(ii) if that member of the Police Force is for any reason unavailable so to confer, another member of the Police Force, and

(c) the Commissioner has taken into consideration any matters put by the organiser at the conference and in any representations made by the organiser.


(3) A notice referred to in subsection (2) (a) may be served on the organiser:

(a) personally, or

(b) by registered post, facsimile transmission or email addressed to the organiser at an address, specified in the notice served on the Commissioner under section 23 (1) (e) (ii), as an address for the service of any notice for the purposes of this Part, or

(c) by leaving it with any person apparently of or above the age of 16 years at a postal address so specified.


SUMMARY OFFENCES ACT 1988 - SECT 26

Authorisation by a Court of a public assembly


If:

(a) a notice referred to in section 23 (1) is served on the Commissioner less than 7 days before the date specified in the notice as the date on which it is proposed to hold the public assembly referred to in the notice, and

(b) the Commissioner has not notified the organiser of the public assembly that the Commissioner does not oppose the holding of the public assembly,

the organiser may apply to a Court for an order authorising the holding of the public assembly.


SUMMARY OFFENCES ACT 1988 - SECT 27

Applications under section 25 or 26


(1) The Court to which an application in respect of a public assembly is made under section 25 (1) or 26 shall decide the application with the greatest expedition possible so as to ensure that the application is not frustrated by reason of the decision of the Court being delayed until after the date on which the public assembly is proposed to be held.


(2) The decision of a Court on an application under section 25 (1) or 26 is final and is not subject to appeal.


(3) Not more than one application may be made under section 25 (1) or 26 in respect of the same public assembly.

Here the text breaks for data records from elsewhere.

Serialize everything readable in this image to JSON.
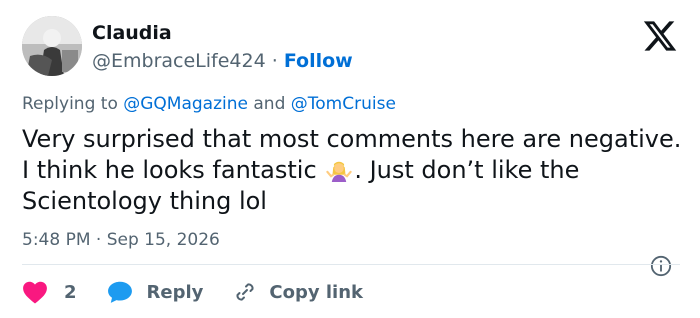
{
  "author": {
    "display_name": "Claudia",
    "handle": "@EmbraceLife424",
    "separator": "·",
    "follow_label": "Follow"
  },
  "reply_context": {
    "prefix": "Replying to",
    "mention_1": "@GQMagazine",
    "conjunction": "and",
    "mention_2": "@TomCruise"
  },
  "tweet": {
    "text_before_emoji": "Very surprised that most comments here are negative. I think he looks fantastic",
    "emoji": "woman-shrugging",
    "text_after_emoji": ". Just don’t like the Scientology thing lol",
    "timestamp": "5:48 PM · Sep 15, 2026"
  },
  "actions": {
    "like_count": "2",
    "reply_label": "Reply",
    "copy_label": "Copy link"
  },
  "colors": {
    "text": "#0f1419",
    "secondary": "#536471",
    "link": "#006fd6",
    "like": "#f91880",
    "reply": "#1d9bf0",
    "divider": "#e1e8ed"
  },
  "icons": [
    "x-logo-icon",
    "heart-icon",
    "reply-bubble-icon",
    "link-icon",
    "info-icon"
  ]
}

9 views0 comments

Recent Posts

See All

Comments

Rated 0 out of 5 stars.
No ratings yet

Add a rating
bottom of page